Record set ▸

• • • • •

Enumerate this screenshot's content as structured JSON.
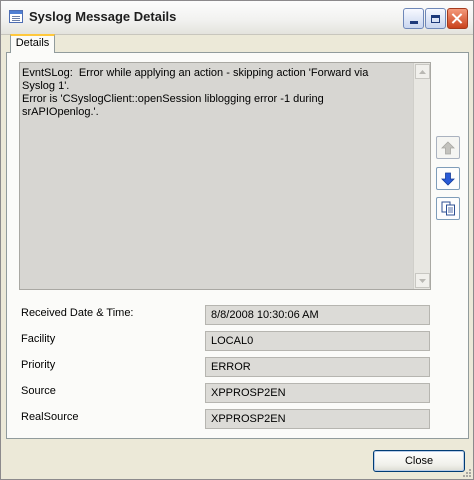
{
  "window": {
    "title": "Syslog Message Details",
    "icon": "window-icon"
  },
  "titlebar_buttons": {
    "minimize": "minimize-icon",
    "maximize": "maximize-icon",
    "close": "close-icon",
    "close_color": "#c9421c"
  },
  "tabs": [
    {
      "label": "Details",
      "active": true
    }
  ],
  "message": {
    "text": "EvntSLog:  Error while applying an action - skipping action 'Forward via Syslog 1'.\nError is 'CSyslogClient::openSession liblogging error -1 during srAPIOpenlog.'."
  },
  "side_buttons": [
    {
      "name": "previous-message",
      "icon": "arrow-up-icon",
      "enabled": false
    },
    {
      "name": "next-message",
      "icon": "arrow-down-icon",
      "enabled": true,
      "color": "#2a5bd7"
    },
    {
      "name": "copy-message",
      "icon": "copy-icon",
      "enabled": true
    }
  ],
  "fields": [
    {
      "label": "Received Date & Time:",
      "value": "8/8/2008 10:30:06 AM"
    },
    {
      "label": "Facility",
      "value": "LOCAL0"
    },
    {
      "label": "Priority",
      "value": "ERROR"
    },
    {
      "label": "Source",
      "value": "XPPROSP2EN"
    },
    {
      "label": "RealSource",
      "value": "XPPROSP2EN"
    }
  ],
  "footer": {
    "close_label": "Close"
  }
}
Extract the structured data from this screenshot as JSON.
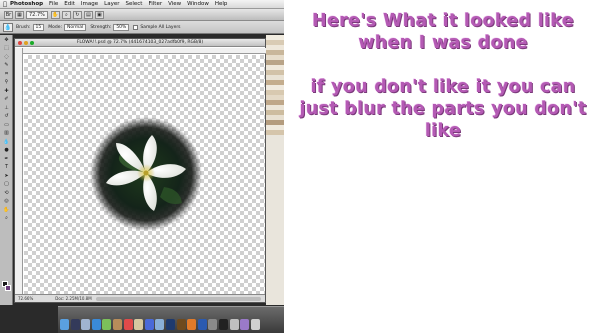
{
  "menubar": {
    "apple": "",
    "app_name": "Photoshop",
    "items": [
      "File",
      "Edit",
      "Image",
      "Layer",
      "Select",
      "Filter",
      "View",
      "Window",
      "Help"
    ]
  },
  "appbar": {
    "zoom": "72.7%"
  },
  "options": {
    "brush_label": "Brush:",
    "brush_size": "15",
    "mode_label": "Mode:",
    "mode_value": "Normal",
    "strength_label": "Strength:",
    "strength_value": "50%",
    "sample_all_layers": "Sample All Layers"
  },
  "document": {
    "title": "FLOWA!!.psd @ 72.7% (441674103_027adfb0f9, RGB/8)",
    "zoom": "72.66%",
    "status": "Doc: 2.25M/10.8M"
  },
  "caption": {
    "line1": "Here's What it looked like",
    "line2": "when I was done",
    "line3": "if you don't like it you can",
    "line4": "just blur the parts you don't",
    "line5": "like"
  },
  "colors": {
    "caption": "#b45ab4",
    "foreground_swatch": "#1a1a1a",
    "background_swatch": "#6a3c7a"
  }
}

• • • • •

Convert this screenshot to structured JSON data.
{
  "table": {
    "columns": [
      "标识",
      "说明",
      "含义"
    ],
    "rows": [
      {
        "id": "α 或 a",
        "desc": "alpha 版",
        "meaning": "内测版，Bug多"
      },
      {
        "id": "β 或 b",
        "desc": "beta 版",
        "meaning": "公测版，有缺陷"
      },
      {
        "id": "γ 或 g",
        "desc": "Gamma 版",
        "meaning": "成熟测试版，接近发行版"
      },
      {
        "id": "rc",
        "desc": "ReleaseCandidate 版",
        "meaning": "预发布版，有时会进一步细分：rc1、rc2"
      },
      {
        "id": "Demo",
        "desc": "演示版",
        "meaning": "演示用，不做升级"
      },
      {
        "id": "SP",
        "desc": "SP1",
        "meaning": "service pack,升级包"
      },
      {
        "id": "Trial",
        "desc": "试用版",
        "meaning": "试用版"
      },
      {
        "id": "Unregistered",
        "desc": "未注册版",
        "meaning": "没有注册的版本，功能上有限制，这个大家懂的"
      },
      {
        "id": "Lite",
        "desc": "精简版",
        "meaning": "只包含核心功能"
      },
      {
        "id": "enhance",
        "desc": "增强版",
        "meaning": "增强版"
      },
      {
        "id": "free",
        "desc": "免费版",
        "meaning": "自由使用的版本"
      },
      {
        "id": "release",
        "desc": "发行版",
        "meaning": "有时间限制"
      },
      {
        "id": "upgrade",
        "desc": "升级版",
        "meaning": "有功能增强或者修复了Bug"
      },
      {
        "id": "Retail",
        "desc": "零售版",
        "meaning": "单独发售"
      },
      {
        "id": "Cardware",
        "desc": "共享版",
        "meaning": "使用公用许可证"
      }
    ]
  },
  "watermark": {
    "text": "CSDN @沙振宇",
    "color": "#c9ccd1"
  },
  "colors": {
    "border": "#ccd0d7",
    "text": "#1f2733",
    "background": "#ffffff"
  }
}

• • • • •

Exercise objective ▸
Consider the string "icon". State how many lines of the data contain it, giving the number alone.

Expected answer ▸
7